The next day we had a quick stop in Nelson Bay to stock up on fruit and vege before heading up into the surrounding waterways to meet up with friends in a tiny village called Bundabah in North Arm Cove.  We enjoyed a week of meals out, play time, and exploring the area.

Sunset at Bundabah
Garden Art in Bundabah

Tomaree Lookout, Shoal Bay on the Right, Tasman Sea on the Left.
As well as catching up with friends, we met another couple building a Schionning catamaran in the back shed and spent some talking with them about life on board.  They also kindly took us on a tour of the area including some look outs and a trip along the largest moving coastal sand dunes in the southern hemisphere.  This was a real treat as often when we are sailing we see these things from distance, but can’t get close enough in the boat to be able to enjoy them. 
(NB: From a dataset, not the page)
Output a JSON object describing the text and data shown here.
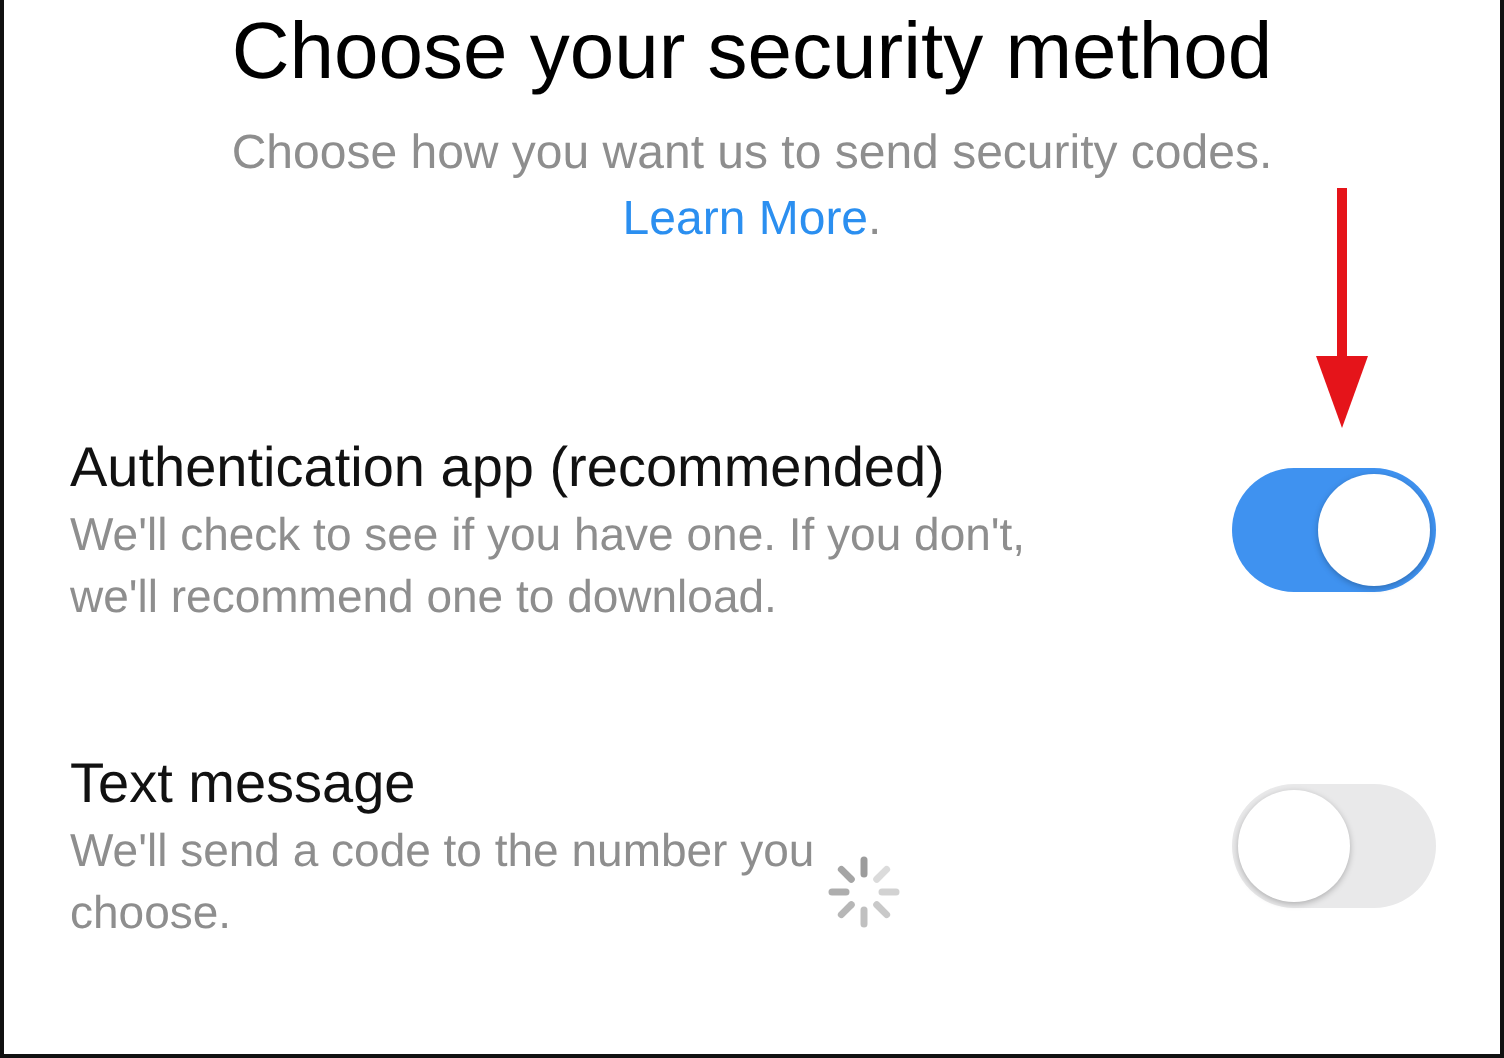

As I am writing this we are again waiting for weather we are comfortable with to continue north.  We did think it would be earlier in the week, but forecasts change and we are now waiting for the end of the week.  We plan on doing day sails at the moment if possible as wind gear is one of the only things we are yet to replace and it isn’t easy sailing in the dark when you can’t see which direction the wind is coming from.  Also all Division II crew seem to have come down with head colds and feeling less than average so a few days chilling out and not having to worry about moving is appreciated.